To the editor:
“If you like your health care plan, you can keep it,” Joe Biden declared on the day that General Motors (already holding out for higher medical co-pays and deductibles in the new contract) cut strikers’ health insurance, forcing the union to pay for COBRA. On Sept. 26, GM restored worker health benefits, but the issue of employer-based insurance remains.
Although the strike might be settled by the time this letter is printed, the truth is GM workers are not alone: 28 percent of people on an employer plan will not be on that same plan one year later.
You like your employer health plan? You better cross your fingers, because 1-in-4 people on employer plans will come off their plan in the next 12 months.
The GM workers’ strike changes the stance of unions. Workers are not only striking for consistent health benefits, they are also striking against the “gig economy,” which puts some GM workers outside the benefit package altogether. By 2020, the number of self-employed or part-time employees is expected to reach 42 million. And the autoworkers union is fighting to make more workers full-time.

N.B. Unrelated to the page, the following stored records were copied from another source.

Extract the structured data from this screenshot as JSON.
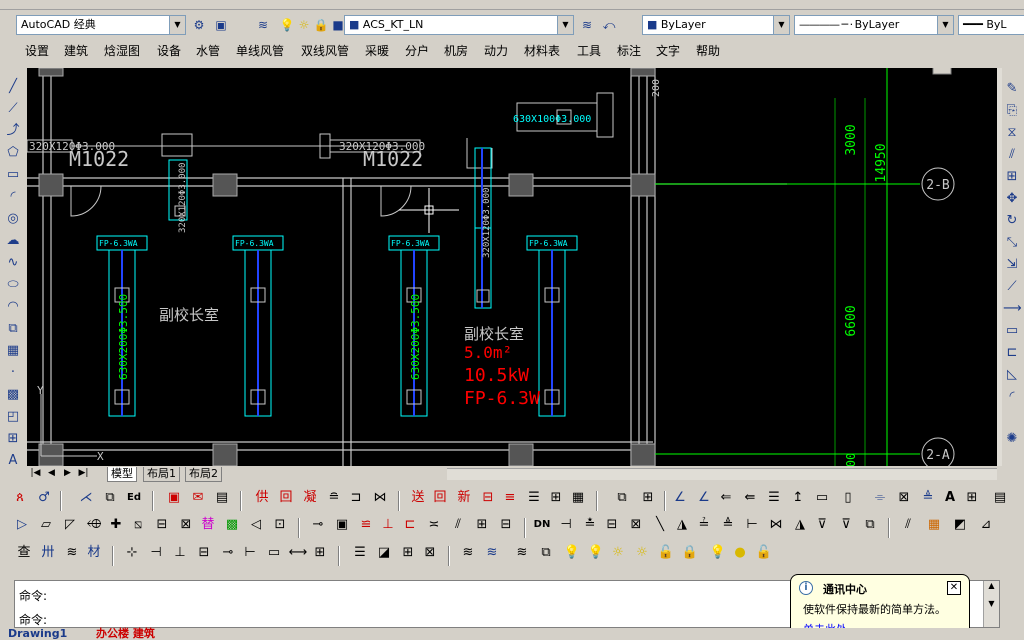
{
  "toolbar_top": {
    "workspace": "AutoCAD 经典",
    "layer": "ACS_KT_LN",
    "color": "ByLayer",
    "linetype": "ByLayer",
    "lineweight": "ByL"
  },
  "menu": [
    "设置",
    "建筑",
    "焓湿图",
    "设备",
    "水管",
    "单线风管",
    "双线风管",
    "采暖",
    "分户",
    "机房",
    "动力",
    "材料表",
    "工具",
    "标注",
    "文字",
    "帮助"
  ],
  "drawing": {
    "door1": "M1022",
    "door2": "M1022",
    "room1": "副校长室",
    "room2": "副校长室",
    "duct1": "320X120Φ3.000",
    "duct2": "320X120Φ3.000",
    "duct3": "630X100Φ3.000",
    "fcu": "FP-6.3WA",
    "vert1": "630X200Φ3.500",
    "vert2": "630X200Φ3.500",
    "vert3": "320X120Φ3.000",
    "vert4": "320X120Φ3.000",
    "red1": "5.0m²",
    "red2": "10.5kW",
    "red3": "FP-6.3W",
    "dim1": "3000",
    "dim2": "14950",
    "dim3": "6600",
    "dim4": "200",
    "axis1": "2-B",
    "axis2": "2-A",
    "ucs_y": "Y",
    "ucs_x": "X",
    "dim5": "00"
  },
  "tabs": [
    "模型",
    "布局1",
    "布局2"
  ],
  "command": {
    "line1": "命令:",
    "line2": "命令:"
  },
  "balloon": {
    "title": "通讯中心",
    "body": "使软件保持最新的简单方法。",
    "link": "单击此处。"
  },
  "status": {
    "item1": "Drawing1",
    "item2": "办公楼 建筑"
  },
  "colors": {
    "bg_drawing": "#000000",
    "cyan": "#00ffff",
    "green": "#00ff00",
    "red": "#ff0000",
    "blue": "#2244ff",
    "ui": "#d4d0c8"
  }
}
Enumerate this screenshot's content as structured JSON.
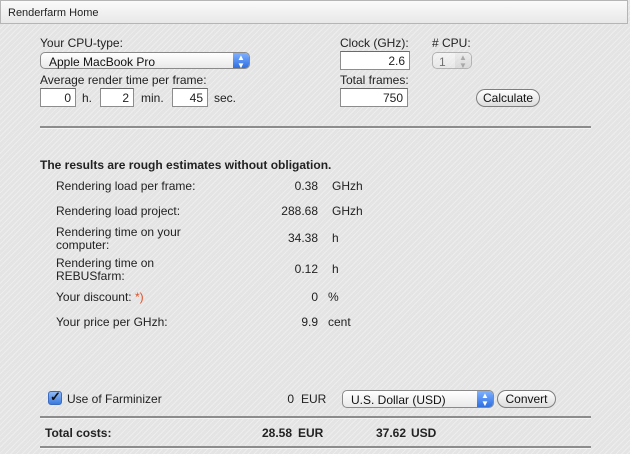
{
  "window": {
    "title": "Renderfarm Home"
  },
  "form": {
    "cpu_type_label": "Your CPU-type:",
    "cpu_type_value": "Apple MacBook Pro",
    "clock_label": "Clock (GHz):",
    "clock_value": "2.6",
    "cpu_count_label": "# CPU:",
    "cpu_count_value": "1",
    "avg_time_label": "Average render time per frame:",
    "hours_value": "0",
    "hours_unit": "h.",
    "minutes_value": "2",
    "minutes_unit": "min.",
    "seconds_value": "45",
    "seconds_unit": "sec.",
    "total_frames_label": "Total frames:",
    "total_frames_value": "750",
    "calculate_label": "Calculate"
  },
  "results": {
    "heading": "The results are rough estimates without obligation.",
    "rows": [
      {
        "label": "Rendering load per frame:",
        "value": "0.38",
        "unit": "GHzh"
      },
      {
        "label": "Rendering load project:",
        "value": "288.68",
        "unit": "GHzh"
      },
      {
        "label_line1": "Rendering time on your",
        "label_line2": "computer:",
        "value": "34.38",
        "unit": "h"
      },
      {
        "label_line1": "Rendering time on",
        "label_line2": "REBUSfarm:",
        "value": "0.12",
        "unit": "h"
      },
      {
        "label": "Your discount:",
        "marker": "*)",
        "value": "0",
        "unit": "%"
      },
      {
        "label": "Your price per GHzh:",
        "value": "9.9",
        "unit": "cent"
      }
    ]
  },
  "farminizer": {
    "label": "Use of Farminizer",
    "checked": true,
    "value": "0",
    "unit": "EUR",
    "currency_select": "U.S. Dollar (USD)",
    "convert_label": "Convert"
  },
  "total": {
    "label": "Total costs:",
    "eur_value": "28.58",
    "eur_unit": "EUR",
    "usd_value": "37.62",
    "usd_unit": "USD"
  },
  "colors": {
    "accent_blue": "#2f6fe0",
    "discount_marker": "#e0502a",
    "checkbox_blue": "#3a7be0"
  }
}
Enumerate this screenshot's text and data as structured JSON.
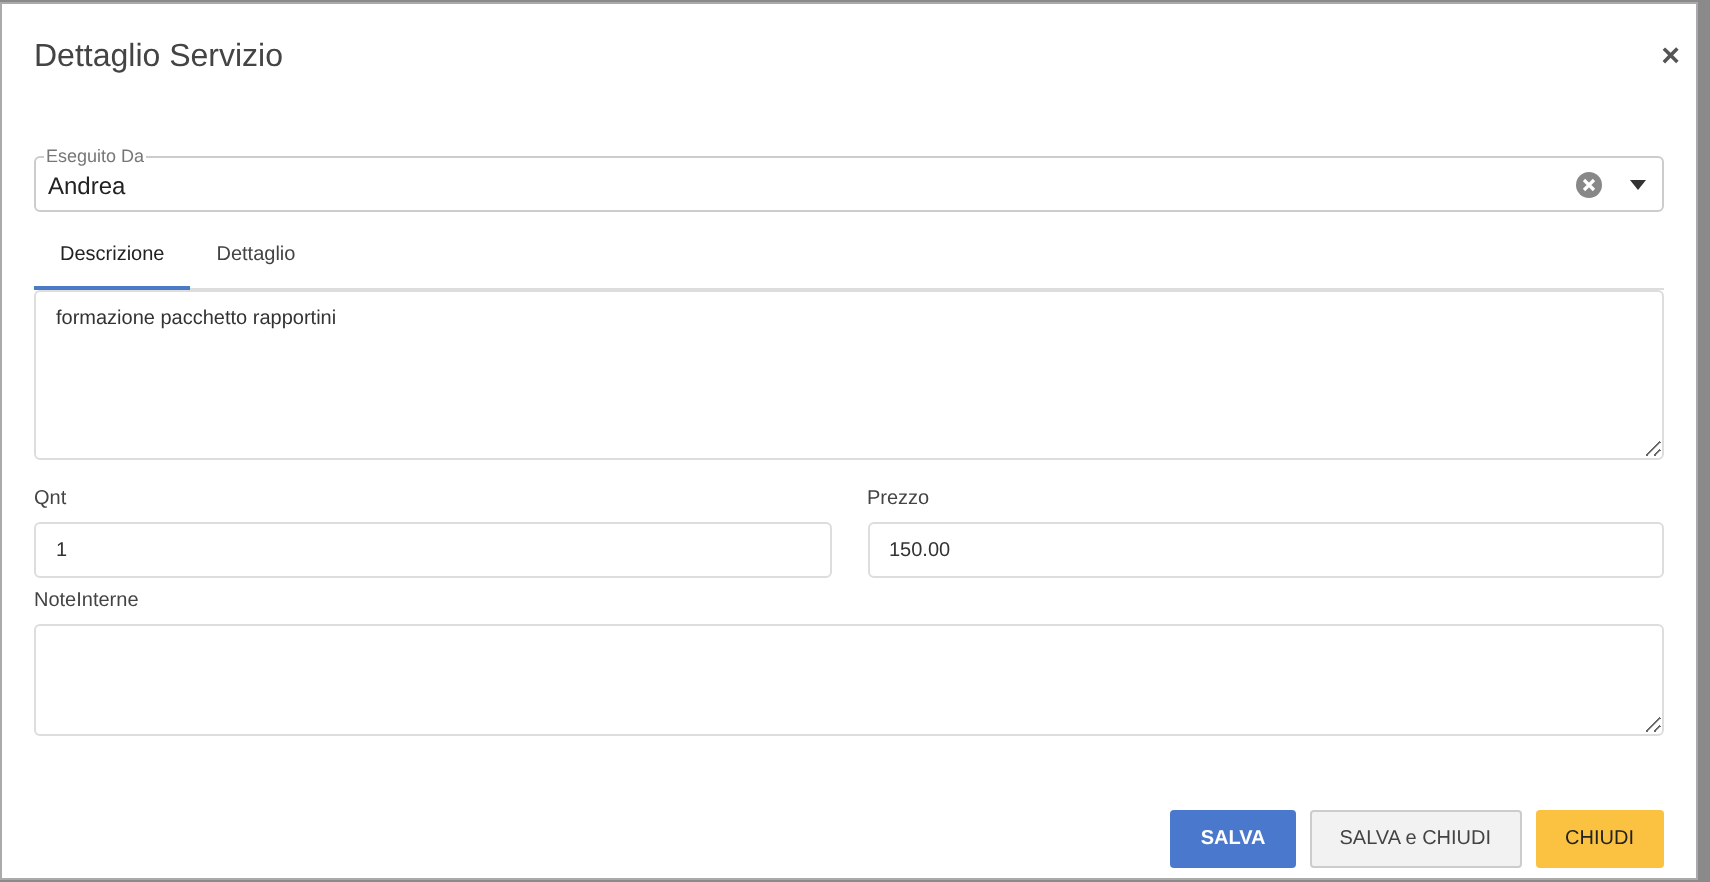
{
  "dialog": {
    "title": "Dettaglio Servizio",
    "close": "×"
  },
  "executed_by": {
    "label": "Eseguito Da",
    "value": "Andrea"
  },
  "tabs": [
    {
      "label": "Descrizione",
      "selected": true
    },
    {
      "label": "Dettaglio",
      "selected": false
    }
  ],
  "description": {
    "value": "formazione pacchetto rapportini"
  },
  "qty": {
    "label": "Qnt",
    "value": "1"
  },
  "price": {
    "label": "Prezzo",
    "value": "150.00"
  },
  "notes": {
    "label": "NoteInterne"
  },
  "buttons": [
    {
      "label": "SALVA",
      "kind": "primary"
    },
    {
      "label": "SALVA e CHIUDI",
      "kind": "default"
    },
    {
      "label": "CHIUDI",
      "kind": "warning"
    }
  ]
}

A recent study in the state — which has better insurance coverage than most of the rest of the country — shows 40 percent with insurance are “underinsured.” This means they are avoiding doctors and delaying prescriptions because of cost.
Public health experts, economists and providers know this drives people to emergency rooms when they are much sicker, much more expensive to treat, much less likely to regain full health. One more reason for America’s terrible health metrics relative to the rest of the world.
Unaffordable medical bills trigger two-thirds of bankruptcies. The average family with employer-based insurance pays more on premium contributions than on food for a year, more on health care premiums plus out-of-pocket expenses than on housing.
These costs are unsustainable for families, but they are worse for our economy. Not so long ago, health care costs were 12 percent of our gross domestic product. Now they’re 18 percent. By 2030, they may reach 30 percent of GDP. For-profit insurers don’t control prices because higher prices raise profits.
And more than 30 percent of that cost is wasteful bureaucracy that doesn’t benefit health. This wasted $1 trillion per year partially explains why Americans pay twice as much as peer countries for inferior health.
And what drives the waste? Corporate-run health insurance.
While opponents argue we should just insure the 10 percent of Americans without insurance, they fail to recognize that Medicaid is a means-tested program that varies from state to state.
Medicare For All would level the playing field and eliminate racial and financial injustice, guaranteeing everyone the same quality care under private physicians, and with added benefits and no co-pays or deductibles.
To paraphrase an often misquoted, misused phrase: What’s good for General Motors workers may well be good for America.
As the United Automobile Workers led the nation in negotiating health care, so it may lead the nation, showing that Medicare For All is good for unions.